Avoid credit card pitfalls
MoneySupermarket has conducted analysis into a range of costly credit card ‘pitfalls' to help people avoid paying over the odds on fees and transactions when using their ‘flexible friends'.
Credit cards are an important part of the nation's finances and two-thirds of credit cards held by UK consumers currently bear interest. Falling foul of the terms and conditions of a credit agreement can lead to mounting penalty fees and have a negative impact on personal credit reports.
Late/ missing payments
Consumers should avoid missing payments or making late payments on their credit card balances. This would result in additional charges and in some cases the loss of any promotional rates (i.e. 0% on purchases). Not managing your payments properly can leave a black mark on your credit score. For example, a credit card user missing a first payment on a 12 month, 0 per cent purchase credit card deal could be charged an additional £206 in interest over the 12 months if the promotion was removed and they defaulted to an average rate of 17.31 per cent.
Earlier this year, MoneySupermarket found over one in six (17 per cent or 8 million Brits) missed a payment for at least one bill in the last 12 months. Credit cards came out on top as the most missed payment; three million people had not paid their credit card bill in time over the last year (7 per cent).
Paying only the minimum amount

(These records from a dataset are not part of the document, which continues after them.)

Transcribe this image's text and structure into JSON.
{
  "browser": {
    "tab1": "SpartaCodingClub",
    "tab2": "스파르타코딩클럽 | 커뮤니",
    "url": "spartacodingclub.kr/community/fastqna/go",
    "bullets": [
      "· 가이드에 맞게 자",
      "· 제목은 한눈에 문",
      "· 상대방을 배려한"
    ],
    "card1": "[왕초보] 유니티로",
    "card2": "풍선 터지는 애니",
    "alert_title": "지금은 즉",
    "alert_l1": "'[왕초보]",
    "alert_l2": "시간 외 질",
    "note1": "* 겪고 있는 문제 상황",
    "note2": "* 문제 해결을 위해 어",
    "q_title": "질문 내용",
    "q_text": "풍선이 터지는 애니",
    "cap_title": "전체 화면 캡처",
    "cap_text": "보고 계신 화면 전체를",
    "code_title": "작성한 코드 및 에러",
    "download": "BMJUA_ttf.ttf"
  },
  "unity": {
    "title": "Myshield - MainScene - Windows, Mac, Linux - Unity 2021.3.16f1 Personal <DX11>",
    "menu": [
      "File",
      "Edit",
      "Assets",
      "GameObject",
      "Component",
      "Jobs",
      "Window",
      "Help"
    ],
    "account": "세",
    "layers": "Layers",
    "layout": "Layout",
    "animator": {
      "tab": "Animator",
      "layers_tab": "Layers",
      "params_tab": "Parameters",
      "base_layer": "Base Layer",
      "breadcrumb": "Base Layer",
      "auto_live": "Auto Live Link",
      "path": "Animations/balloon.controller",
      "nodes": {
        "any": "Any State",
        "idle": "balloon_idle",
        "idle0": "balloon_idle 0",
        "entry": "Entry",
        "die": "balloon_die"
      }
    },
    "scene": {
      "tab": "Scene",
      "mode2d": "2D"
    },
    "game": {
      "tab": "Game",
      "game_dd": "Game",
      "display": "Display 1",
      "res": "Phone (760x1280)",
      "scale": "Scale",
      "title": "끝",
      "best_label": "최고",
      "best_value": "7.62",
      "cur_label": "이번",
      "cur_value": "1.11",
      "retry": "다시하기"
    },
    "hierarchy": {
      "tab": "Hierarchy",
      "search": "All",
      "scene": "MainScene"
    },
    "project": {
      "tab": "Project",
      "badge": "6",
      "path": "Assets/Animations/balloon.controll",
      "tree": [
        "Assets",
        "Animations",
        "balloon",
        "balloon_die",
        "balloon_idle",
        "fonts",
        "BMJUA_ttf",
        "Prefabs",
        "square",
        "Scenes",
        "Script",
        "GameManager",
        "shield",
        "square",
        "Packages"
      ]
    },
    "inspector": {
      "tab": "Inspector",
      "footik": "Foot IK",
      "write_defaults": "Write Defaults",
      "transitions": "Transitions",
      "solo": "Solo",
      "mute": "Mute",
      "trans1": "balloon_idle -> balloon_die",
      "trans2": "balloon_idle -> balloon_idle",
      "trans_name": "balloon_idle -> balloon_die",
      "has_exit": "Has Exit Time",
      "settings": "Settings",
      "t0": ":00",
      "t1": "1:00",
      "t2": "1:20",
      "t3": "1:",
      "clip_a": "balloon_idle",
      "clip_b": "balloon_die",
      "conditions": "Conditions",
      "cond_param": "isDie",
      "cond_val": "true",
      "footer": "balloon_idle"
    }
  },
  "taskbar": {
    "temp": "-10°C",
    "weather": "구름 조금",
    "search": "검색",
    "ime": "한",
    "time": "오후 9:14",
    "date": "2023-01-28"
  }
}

While many people pay off more than the minimum each month, MoneySupermarket calculated that someone with a balance of £1,500 on a card with an average APR of 17.31 per cent, making only the minimum repayment of 2.5 per cent each month could take 19 years and 3 months to clear their debt. To add insult to injury, they would also end up forking out an extra £1,590 in interest payments in the process. For someone struggling to make monthly repayments, a leading Balance Transfer card such as Barclaycard Platinum with Balance Transfer offers zero per cent for 22 months.
A cash advance, in most cases, is charged at a much higher rate of interest than standard purchases on the card, with the interest also accruing from the date of the transaction. For example, consumers on an average APR of 17.31 per cent withdrawing £500 in cash will find themselves being charged 26.72 per cent, which is 9.41 per cent higher than the standard average of 17.31 per cent and costs £3.25 more.
As well as the traditional ATM withdrawals, all of the UK's major credit card providers treat any form of gambling activity on a credit card as a cash advance. As a result, anyone using a credit card to gamble may face higher APRs for transactions. Additionally, overseas money transfers or a travel money purchase made on a credit card is charged in the same way as a cash withdrawal, meaning holidaymakers could be paying a much higher rate on their holiday spending money.
Kevin Mountford, head of banking at MoneySupermarket.com said: "A worrying amount of people may be paying well over the odds on their credit card repayments simply due to poor credit card practice. Missing or making a late payment is a costly move and could also have a knock-on effect for future credit applications whether it is for other credit cards or loans; including mortgages. Setting up a direct debit is one of the best ways to prevent this, although, paying only the minimum amount each month could end up costing a great deal more. Moving to a zero per cent balance transfer card is one solution to stop overpaying in interest each month as you pay your balance down.
"As with any financial product, credit card holders must ensure they understand the terms and conditions or they could pay more than they realise for certain types of transactions. Taking cash from an ATM on a credit card can be expensive, and it is important consumers are aware that any transaction which buys cash or the equivalent of cash, for example, foreign currency, will also be charged at a higher rate of interest and the transaction won't benefit from the interest free period you get on standard purchases. If you are planning to use a credit card abroad for cash withdrawals, remember you may also be charged other fees as well, so what seems like a convenient way of getting cash could prove to be costly."
MoneySupermarket has a SmartSearch credit profiling tool to help those looking for the best credit card deals for their circumstances. The tool matches the customer's credit profile against the card they are most likely to be accepted for, but doesn't leave a footprint on their credit file.
Kevin Mountford continued: "For those who have a poor credit rating, there are a number of products designed to help consumers show they are able to use credit responsibly and improve their personal credit score. The new Capital One Classic credit builder card offers customers the kind of interest break typically reserved for those with the best credit scores. It offers zero per cent on purchases up until August 2012. However, because it is aimed at borrowers with a low credit score, the card comes with a high representative APR of 34.9% (variable). This compares to the average 17.31% according to Bank of England figures. The card is available exclusively via MoneySupermarket and is a good option for those who can make regular repayments in order to build up eligibility for a mainstream card offering."